• PROBLEM TO SOLVE
The copy has to match the records word for word and include no pictures.

-- DATA UNDER STUDY follows --

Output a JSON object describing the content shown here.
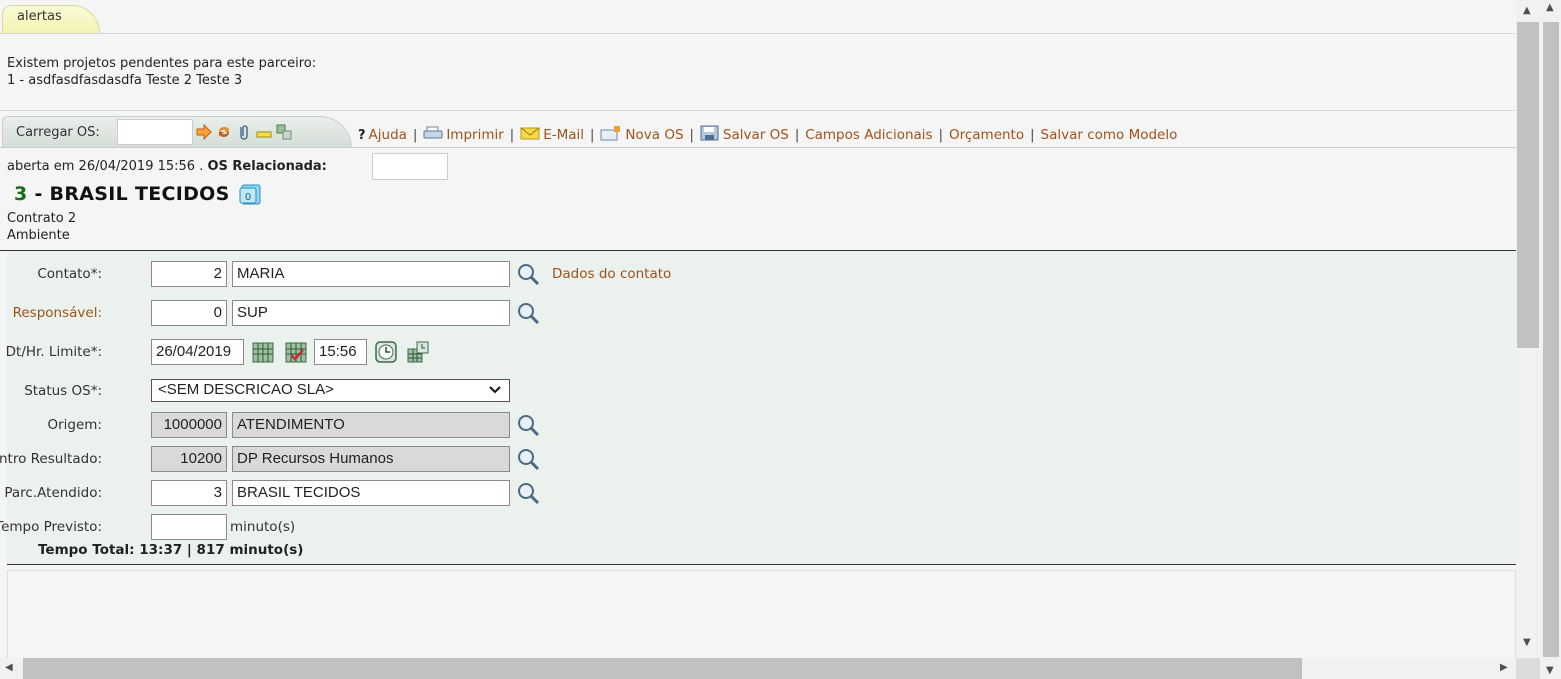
{
  "alerts": {
    "tab_label": "alertas",
    "line1": "Existem projetos pendentes para este parceiro:",
    "line2": "1 - asdfasdfasdasdfa Teste 2 Teste 3"
  },
  "toolbar": {
    "load_label": "Carregar OS:",
    "load_value": "",
    "icons": [
      "arrow-right-icon",
      "refresh-icon",
      "clip-icon",
      "key-icon",
      "link-icon"
    ],
    "menu": [
      {
        "label": "Ajuda",
        "icon": "help-icon"
      },
      {
        "label": "Imprimir",
        "icon": "printer-icon"
      },
      {
        "label": "E-Mail",
        "icon": "mail-icon"
      },
      {
        "label": "Nova OS",
        "icon": "new-os-icon"
      },
      {
        "label": "Salvar OS",
        "icon": "save-icon"
      },
      {
        "label": "Campos Adicionais",
        "icon": ""
      },
      {
        "label": "Orçamento",
        "icon": ""
      },
      {
        "label": "Salvar como Modelo",
        "icon": ""
      }
    ],
    "separator": "|"
  },
  "header": {
    "opened_text": "aberta em 26/04/2019 15:56 .",
    "related_label": "OS Relacionada:",
    "related_value": "",
    "number": "3",
    "title": "- BRASIL TECIDOS",
    "doc_badge": "0",
    "contract": "Contrato 2",
    "environment": "Ambiente"
  },
  "form": {
    "contato": {
      "label": "Contato*:",
      "code": "2",
      "name": "MARIA",
      "link": "Dados do contato"
    },
    "responsavel": {
      "label": "Responsável:",
      "code": "0",
      "name": "SUP"
    },
    "limite": {
      "label": "Dt/Hr. Limite*:",
      "date": "26/04/2019",
      "time": "15:56"
    },
    "status": {
      "label": "Status OS*:",
      "selected": "<SEM DESCRICAO SLA>"
    },
    "origem": {
      "label": "Origem:",
      "code": "1000000",
      "name": "ATENDIMENTO"
    },
    "centro": {
      "label": "Centro Resultado:",
      "code": "10200",
      "name": "DP Recursos Humanos"
    },
    "parceiro": {
      "label": "Parc.Atendido:",
      "code": "3",
      "name": "BRASIL TECIDOS"
    },
    "tempo_previsto": {
      "label": "Tempo Previsto:",
      "value": "",
      "unit": "minuto(s)"
    },
    "tempo_total": "Tempo Total: 13:37 | 817 minuto(s)"
  },
  "colors": {
    "link": "#a0521b",
    "form_bg": "#ebf1ed",
    "alert_tab": "#f3f3b4",
    "number_green": "#1a6b1a"
  }
}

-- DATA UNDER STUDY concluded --

• TASK RESPONSE
Output a JSON object describing the content shown here.
{
  "alerts": {
    "tab_label": "alertas",
    "line1": "Existem projetos pendentes para este parceiro:",
    "line2": "1 - asdfasdfasdasdfa Teste 2 Teste 3"
  },
  "toolbar": {
    "load_label": "Carregar OS:",
    "load_value": "",
    "icons": [
      "arrow-right-icon",
      "refresh-icon",
      "clip-icon",
      "key-icon",
      "link-icon"
    ],
    "menu": [
      {
        "label": "Ajuda",
        "icon": "help-icon"
      },
      {
        "label": "Imprimir",
        "icon": "printer-icon"
      },
      {
        "label": "E-Mail",
        "icon": "mail-icon"
      },
      {
        "label": "Nova OS",
        "icon": "new-os-icon"
      },
      {
        "label": "Salvar OS",
        "icon": "save-icon"
      },
      {
        "label": "Campos Adicionais",
        "icon": ""
      },
      {
        "label": "Orçamento",
        "icon": ""
      },
      {
        "label": "Salvar como Modelo",
        "icon": ""
      }
    ],
    "separator": "|"
  },
  "header": {
    "opened_text": "aberta em 26/04/2019 15:56 .",
    "related_label": "OS Relacionada:",
    "related_value": "",
    "number": "3",
    "title": "- BRASIL TECIDOS",
    "doc_badge": "0",
    "contract": "Contrato 2",
    "environment": "Ambiente"
  },
  "form": {
    "contato": {
      "label": "Contato*:",
      "code": "2",
      "name": "MARIA",
      "link": "Dados do contato"
    },
    "responsavel": {
      "label": "Responsável:",
      "code": "0",
      "name": "SUP"
    },
    "limite": {
      "label": "Dt/Hr. Limite*:",
      "date": "26/04/2019",
      "time": "15:56"
    },
    "status": {
      "label": "Status OS*:",
      "selected": "<SEM DESCRICAO SLA>"
    },
    "origem": {
      "label": "Origem:",
      "code": "1000000",
      "name": "ATENDIMENTO"
    },
    "centro": {
      "label": "Centro Resultado:",
      "code": "10200",
      "name": "DP Recursos Humanos"
    },
    "parceiro": {
      "label": "Parc.Atendido:",
      "code": "3",
      "name": "BRASIL TECIDOS"
    },
    "tempo_previsto": {
      "label": "Tempo Previsto:",
      "value": "",
      "unit": "minuto(s)"
    },
    "tempo_total": "Tempo Total: 13:37 | 817 minuto(s)"
  },
  "colors": {
    "link": "#a0521b",
    "form_bg": "#ebf1ed",
    "alert_tab": "#f3f3b4",
    "number_green": "#1a6b1a"
  }
}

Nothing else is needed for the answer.